Do whales sleep?

Do whales sleep?It is Marine Megavertebrate Week right now, so why not take a look at one of the most Mega of the Megaverts – the grey whale (Eschrichtius robustus):
Do whales sleep? You may have heard that dolphins do – one hemisphere at the time, while swimming, and not for very long periods at a time. A combined Russian/US team of researchers published a study in 2000 – to my knowledge the best to date – on sleep-wake and activity patterns of the grey whale: Rest and activity states in a gray whale (pdf) by Lyamin, Manger, Mukhametov, Siegel and Shpak.

The whale in the experiment rested in two different ways: either resting on the bottom of the pool, or “hanging” just below the surface with the blowhole being the only part of the body above water.
What they found is that the whale is a diurnal animal – awake and active during the day, while resting and sleeping during the night.
Furthermore, the whale sometimes slept with both eyes open, sometimes with one eye open (like a dolphin or a duck, indicating that one brain hemisphere is asleep and other one awake), and sometimes with both eyes closed.
Ocasional full-body twitches were observed during sleep, often accompanied by rapid movements of the eyes, suggesting that these were episodes of REM sleep. Similar twitches occur in a couple of species of dolphins that were studied before, as well as beluga whales. The beluga whales are also he only other species to be observed to rest on the bottom of the pool.
Nobody knows, of course, what the whales do in the wild. But even studying them in captivity is not an easy kind of research to do, for both technical and regulatory/ethical reasons, so the fact that these papers do not have as much data as your run-of-the-mill rat paper does not, in my mind, detract anything from their importance. Moreover, comparative analysis is neccessary for the understanding of the origin, evolution, ecology and function of sleep – something long neglected by generally anthropocentric sleep research. And we know that, contra Michael Egnor, there can be no medicine without evolution.

4 responses to “Do whales sleep?

  1. “Nobody knows, of course, what the whales do in the wild.”
    Don’t whale researchers routinely tag whales with radio transponders to track their movements? If so, it should be trivial to also put some sort of activity monitor on the whale, no?

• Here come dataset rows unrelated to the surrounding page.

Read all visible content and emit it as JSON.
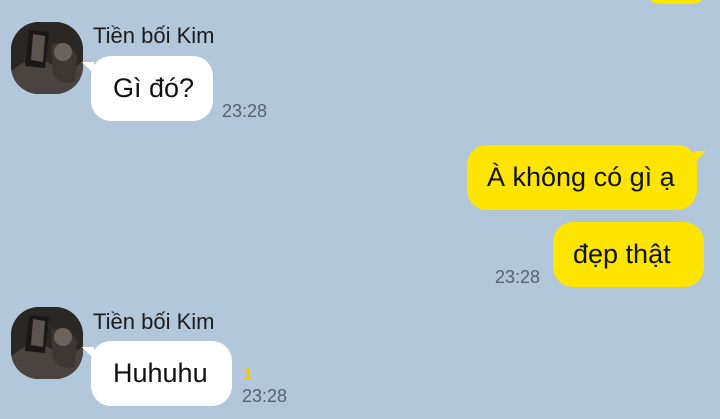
{
  "messages": [
    {
      "side": "in",
      "sender": "Tiền bối Kim",
      "text": "Gì đó?",
      "time": "23:28"
    },
    {
      "side": "out",
      "text": "À không có gì ạ"
    },
    {
      "side": "out",
      "text": "đẹp thật",
      "time": "23:28"
    },
    {
      "side": "in",
      "sender": "Tiền bối Kim",
      "text": "Huhuhu",
      "unread": "1",
      "time": "23:28"
    }
  ],
  "colors": {
    "background": "#b2c7da",
    "outgoing_bubble": "#fee500",
    "incoming_bubble": "#ffffff",
    "unread_count": "#f2c900"
  }
}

  2. I hope one of them reads this comment of yours, as I have no idea how to get in touch with them….

  3. How do they breathe underwater? wouldn’t they dround?

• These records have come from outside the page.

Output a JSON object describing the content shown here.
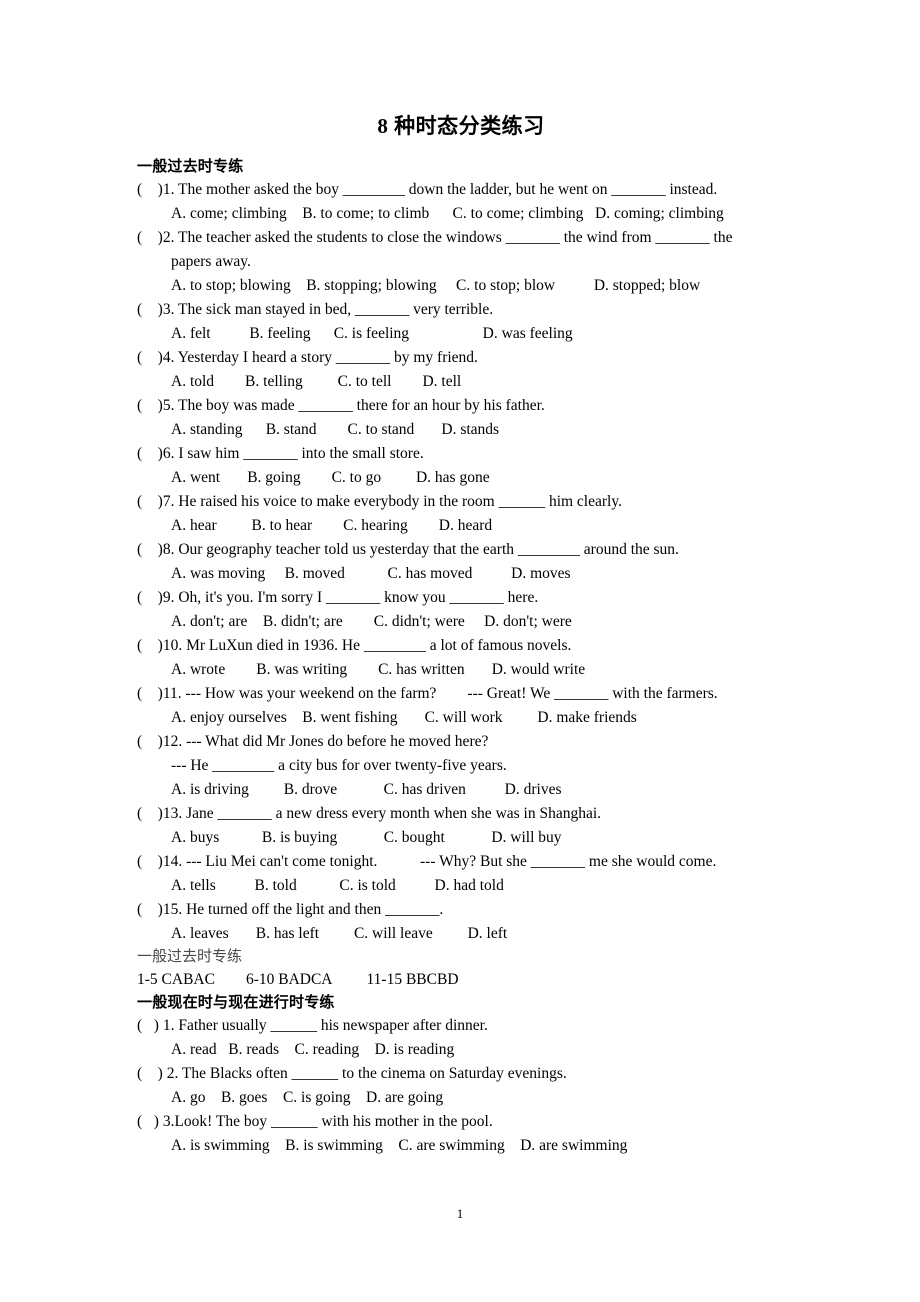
{
  "document": {
    "title": "8 种时态分类练习",
    "page_number": "1"
  },
  "sections": [
    {
      "heading": "一般过去时专练",
      "heading_style": "bold",
      "lines": [
        "(    )1. The mother asked the boy ________ down the ladder, but he went on _______ instead.",
        "A. come; climbing    B. to come; to climb      C. to come; climbing   D. coming; climbing",
        "(    )2. The teacher asked the students to close the windows _______ the wind from _______ the",
        "papers away.",
        "A. to stop; blowing    B. stopping; blowing     C. to stop; blow          D. stopped; blow",
        "(    )3. The sick man stayed in bed, _______ very terrible.",
        "A. felt          B. feeling      C. is feeling                   D. was feeling",
        "(    )4. Yesterday I heard a story _______ by my friend.",
        "A. told        B. telling         C. to tell        D. tell",
        "(    )5. The boy was made _______ there for an hour by his father.",
        "A. standing      B. stand        C. to stand       D. stands",
        "(    )6. I saw him _______ into the small store.",
        "A. went       B. going        C. to go         D. has gone",
        "(    )7. He raised his voice to make everybody in the room ______ him clearly.",
        "A. hear         B. to hear        C. hearing        D. heard",
        "(    )8. Our geography teacher told us yesterday that the earth ________ around the sun.",
        "A. was moving     B. moved           C. has moved          D. moves",
        "(    )9. Oh, it's you. I'm sorry I _______ know you _______ here.",
        "A. don't; are    B. didn't; are        C. didn't; were     D. don't; were",
        "(    )10. Mr LuXun died in 1936. He ________ a lot of famous novels.",
        "A. wrote        B. was writing        C. has written       D. would write",
        "(    )11. --- How was your weekend on the farm?        --- Great! We _______ with the farmers.",
        "A. enjoy ourselves    B. went fishing       C. will work         D. make friends",
        "(    )12. --- What did Mr Jones do before he moved here?",
        "--- He ________ a city bus for over twenty-five years.",
        "A. is driving         B. drove            C. has driven          D. drives",
        "(    )13. Jane _______ a new dress every month when she was in Shanghai.",
        "A. buys           B. is buying            C. bought            D. will buy",
        "(    )14. --- Liu Mei can't come tonight.           --- Why? But she _______ me she would come.",
        "A. tells          B. told           C. is told          D. had told",
        "(    )15. He turned off the light and then _______.",
        "A. leaves       B. has left         C. will leave         D. left"
      ],
      "line_types": [
        "q",
        "opt",
        "q",
        "cont",
        "opt",
        "q",
        "opt",
        "q",
        "opt",
        "q",
        "opt",
        "q",
        "opt",
        "q",
        "opt",
        "q",
        "opt",
        "q",
        "opt",
        "q",
        "opt",
        "q",
        "opt",
        "q",
        "cont",
        "opt",
        "q",
        "opt",
        "q",
        "opt",
        "q",
        "opt"
      ]
    },
    {
      "heading": "一般过去时专练",
      "heading_style": "light",
      "lines": [
        "1-5 CABAC        6-10 BADCA         11-15 BBCBD"
      ],
      "line_types": [
        "ans"
      ]
    },
    {
      "heading": "一般现在时与现在进行时专练",
      "heading_style": "bold",
      "lines": [
        "(   ) 1. Father usually ______ his newspaper after dinner.",
        "A. read   B. reads    C. reading    D. is reading",
        "(    ) 2. The Blacks often ______ to the cinema on Saturday evenings.",
        "A. go    B. goes    C. is going    D. are going",
        "(   ) 3.Look! The boy ______ with his mother in the pool.",
        "A. is swimming    B. is swimming    C. are swimming    D. are swimming"
      ],
      "line_types": [
        "q",
        "opt",
        "q",
        "opt",
        "q",
        "opt"
      ]
    }
  ]
}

  4. They come up for air every hour or two – that is sufficient frequency for them.